Nearly 30 Jesuit priests and brothers live, teach and minister at Saint Louis University. In addition, Bellarmine House of Studies, one of only three houses of Jesuit First Studies in the country, is an on-campus residential community for 25 scholastics in training. Jesuit Hall is home to priests who work on campus, as well as some who have retired from teaching or ministry.
Jesuit education entails caring for the whole person — mind, body and spirit — and encouraging students to become well-rounded people who contribute to the greater good.
Inspired by the Jesuit practice of “finding God in all things,” students take a broad range of study, which is grounded in the theological and philosophical foundations of the Catholic intellectual tradition.
Then there’s the idea of “the magis” (more), which leads to excellence in all pursuits. This ties into the Jesuit legacy of academic rigor, which requires students to go deeper, think critically and solve problems creatively for the glory of God and the service of humanity.
Finally, Jesuit education prepares students to become “men and women for and with others,” to make the world a better place by seeking justice and serving the most vulnerable among us.
All undergraduates take a course that is unique to SLU called “Theological Foundations.” The course is an exploration of the Judeo-Christian religious traditions that have contributed to shaping cultures throughout the world for more than 3,000 years. Connections are also made in this course to other major religious traditions alive and well today.
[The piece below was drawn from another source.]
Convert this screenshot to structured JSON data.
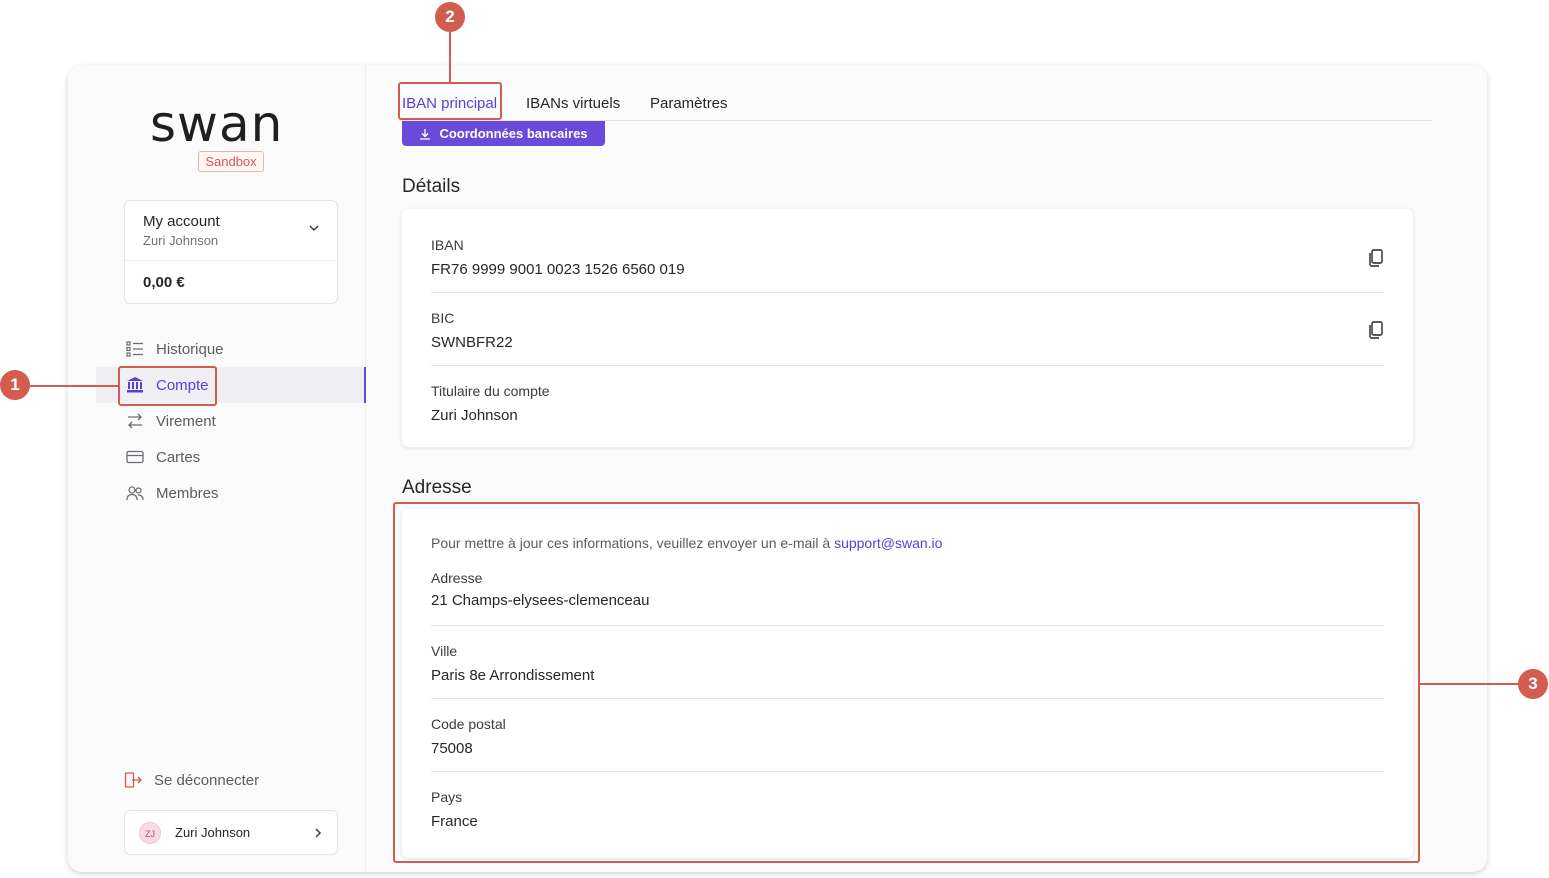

No. While there is ample opportunity for Catholic students to go to Mass, other students are welcome but not obligated to join them. The Department of Campus Ministry also works with affiliate ministers of many faith traditions who accompany students on their spiritual journeys, on and off campus.
Inigo de Loyola (1491-1556) was the youngest child of a noble Basque family loyal to the Spanish crown. He spent his early days not as a priest but as a courtier and a soldier. During the battle of Pamplona in 1521, his leg was seriously wounded by a cannonball. While he recuperated at his family’s home, he reconsidered his way of life. A spiritual and religious conversion followed, and he decided to lay aside his sword of war and take up what he called the "sword of Christ."
After his convalescence, Ignatius began his new life as a pilgrim. He stopped in a town called Manresa, intending to stay for a few days. Instead, he stayed for 10 months, spending hours each day in prayer. This led to the creation of what is now known as the “Spiritual Exercises.” Also during this time, Ignatius had a vision that led him to seek “to find God in all things.”
After his religious conversion, to be of greater assistance to others, he went back to school, studying at a variety of different universities. While at the University of Paris, he formed a circle of friends who decided to dedicate themselves to the greater glory of God and “helping souls.” They placed themselves at the service of the Pope, who would send them throughout the world, wherever they were needed most. Everywhere the Jesuits went, their mission remained the same: to seek the greater glory of God and the good of humanity.
St. Ignatius was canonized by Pope Gregory XV on March 12, 1622. His feast day is celebrated on July 31, the day he died.